“Carmichael coal mine’s impacts will be felt for generations”, Ben Pearson, Australia-Pacific programme director for Greenpeace, has said, adding, the project was approved despite the fact that Adani Group had “a dirty track record (pdf) n India”, where it “has been investigated and fined for illegally building on villagers’ land and destroying protected mangrove areas.”
Pearson recalled, “An investigation by the Karnataka anti-corruption ombudsman exposed Adani Enterprises’ active involvement in large-scale illegal exports of iron ore at its port, resulting in ‘huge’ economic losses to the Government. Documents seized from Adani’s offices revealed the company was paying cash bribes to port officials, customs, police and local pollies in exchange for ‘undue favour for illegal exports’.”
The decision was also taken, according to the Greenpeace exe, “despite global investors like Deutsche Bank and HSBC refusing to fund the mine’s associated coal port… They pledged to stay away from the project because they felt their reputation was at risk. Surely, if a German bank can see that these projects have an unacceptable impact on the Reef, Australia’s Environment Minister should be able too. And given the uncertainty about whether Carmichael will ever go ahead — and thus the new terminal — it just makes no sense to give it a tick.”

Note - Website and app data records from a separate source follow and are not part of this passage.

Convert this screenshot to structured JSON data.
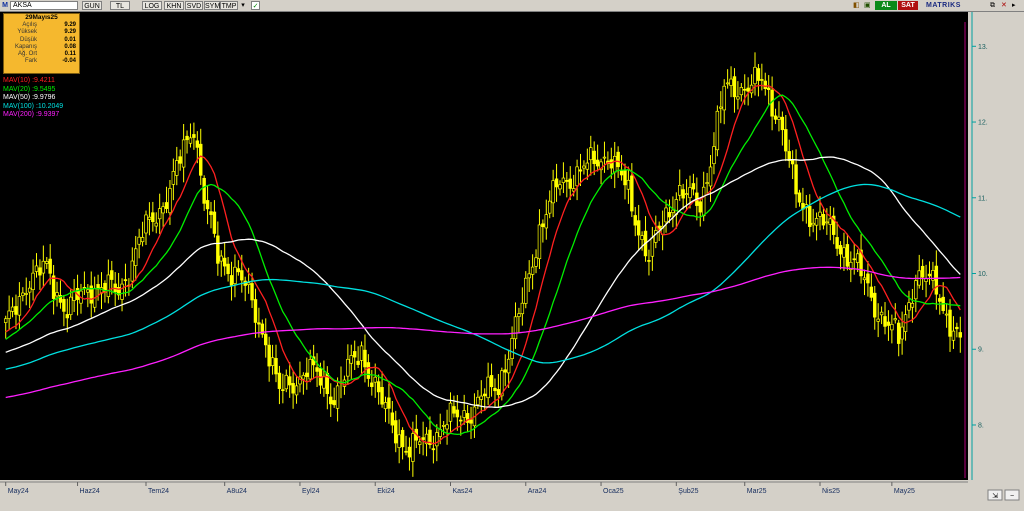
{
  "toolbar": {
    "menu_icon": "M",
    "symbol": "AKSA",
    "buttons": [
      "GUN",
      "TL",
      "LOG",
      "KHN",
      "SVD",
      "SYM",
      "TMP"
    ],
    "buy_label": "AL",
    "sell_label": "SAT",
    "brand": "MATRIKS"
  },
  "info_box": {
    "date": "29Mayıs25",
    "rows": [
      {
        "label": "Açılış",
        "value": "9.29"
      },
      {
        "label": "Yüksek",
        "value": "9.29"
      },
      {
        "label": "Düşük",
        "value": "0.01"
      },
      {
        "label": "Kapanış",
        "value": "0.08"
      },
      {
        "label": "Ağ. Ort",
        "value": "0.11"
      },
      {
        "label": "Fark",
        "value": "-0.04"
      }
    ]
  },
  "legend": [
    {
      "name": "MAV(10)",
      "value": ":9.4211",
      "color": "#ff2020"
    },
    {
      "name": "MAV(20)",
      "value": ":9.5495",
      "color": "#00ee00"
    },
    {
      "name": "MAV(50)",
      "value": ":9.9796",
      "color": "#ffffff"
    },
    {
      "name": "MAV(100)",
      "value": ":10.2049",
      "color": "#00e0e0"
    },
    {
      "name": "MAV(200)",
      "value": ":9.9397",
      "color": "#ff20ff"
    }
  ],
  "chart_data": {
    "type": "line",
    "candle_color": "#ffff00",
    "background": "#000000",
    "y_ticks": [
      "13.",
      "12.",
      "11.",
      "10.",
      "9.",
      "8."
    ],
    "y_tick_values": [
      13,
      12,
      11,
      10,
      9,
      8
    ],
    "ylim": [
      7.3,
      13.4
    ],
    "x_tick_labels": [
      "May24",
      "Haz24",
      "Tem24",
      "A8u24",
      "Eyl24",
      "Eki24",
      "Kas24",
      "Ara24",
      "Oca25",
      "Şub25",
      "Mar25",
      "Nis25",
      "May25"
    ],
    "x_tick_index": [
      0,
      21,
      41,
      64,
      86,
      108,
      130,
      152,
      174,
      196,
      216,
      238,
      259
    ],
    "n_bars": 280,
    "price_anchors": [
      [
        0,
        9.25
      ],
      [
        6,
        9.9
      ],
      [
        12,
        10.05
      ],
      [
        18,
        9.5
      ],
      [
        25,
        9.85
      ],
      [
        33,
        9.75
      ],
      [
        40,
        10.5
      ],
      [
        48,
        11.1
      ],
      [
        55,
        12.0
      ],
      [
        58,
        11.0
      ],
      [
        62,
        10.2
      ],
      [
        68,
        10.0
      ],
      [
        76,
        9.15
      ],
      [
        80,
        8.4
      ],
      [
        88,
        8.75
      ],
      [
        96,
        8.4
      ],
      [
        104,
        9.0
      ],
      [
        110,
        8.25
      ],
      [
        118,
        7.65
      ],
      [
        123,
        7.8
      ],
      [
        128,
        8.0
      ],
      [
        136,
        8.2
      ],
      [
        144,
        8.55
      ],
      [
        150,
        9.4
      ],
      [
        156,
        10.6
      ],
      [
        162,
        11.2
      ],
      [
        170,
        11.4
      ],
      [
        176,
        11.6
      ],
      [
        182,
        11.05
      ],
      [
        188,
        10.2
      ],
      [
        196,
        11.1
      ],
      [
        203,
        10.9
      ],
      [
        210,
        12.4
      ],
      [
        216,
        12.5
      ],
      [
        221,
        12.5
      ],
      [
        226,
        12.1
      ],
      [
        231,
        11.0
      ],
      [
        240,
        10.6
      ],
      [
        248,
        10.15
      ],
      [
        254,
        9.6
      ],
      [
        261,
        9.1
      ],
      [
        266,
        10.0
      ],
      [
        272,
        9.8
      ],
      [
        279,
        9.05
      ]
    ],
    "series": [
      {
        "name": "MAV(10)",
        "color": "#ff2020",
        "period": 10
      },
      {
        "name": "MAV(20)",
        "color": "#00ee00",
        "period": 20
      },
      {
        "name": "MAV(50)",
        "color": "#ffffff",
        "period": 50
      },
      {
        "name": "MAV(100)",
        "color": "#00e0e0",
        "period": 100
      },
      {
        "name": "MAV(200)",
        "color": "#ff20ff",
        "period": 200
      }
    ]
  }
}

Pearson, whose reaction has been posted on the Greenpeace site, said he had “hoped” Greg Hunt, Environment Minister, “would stand up to the coal industry and reject the plea for environmental clearance. “Minister Hunt had the simple task of rejecting absurd proposals for the biggest coal mine ever proposed for Australia — the Carmichael mine — which requires a new coal export terminal and destructive dredging and dumping in our beloved Great Barrier Reef World Heritage Area. But for whatever reason, Hunt couldn’t do it”, he said.
“Made up of six open-cut pits and five underground mines, Carmichael mine will cover an area seven times that of Sydney Harbour. The only way to get coal out of Carmichael mine is via the Great Barrier Reef. Millions of tonnes of seabed will have to be dredged and dumped in the World Heritage Area to make way for port expansions to service this mega-mine”, said Pearson, adding, “Hunt gave the go-ahead to port expansions despite warnings from the Great Barrier Reef Marine Park Authority and UNESCO that the developments would place the World Heritage Area ‘in danger’.”
“Hunt approved Carmichael mine against independent expert advice that the mine could dry up endangered springs and drain sections of the Great Artesian Basin. The outback mine, which is located in a drought-prone farming area, requires a whopping 12 billion litres of water every year (pdf)”, the Greenpeace activist said, adding, “With this decision, the political system failed to protect the Great Barrier Reef, the global climate and our national interest”.
Source: Counterview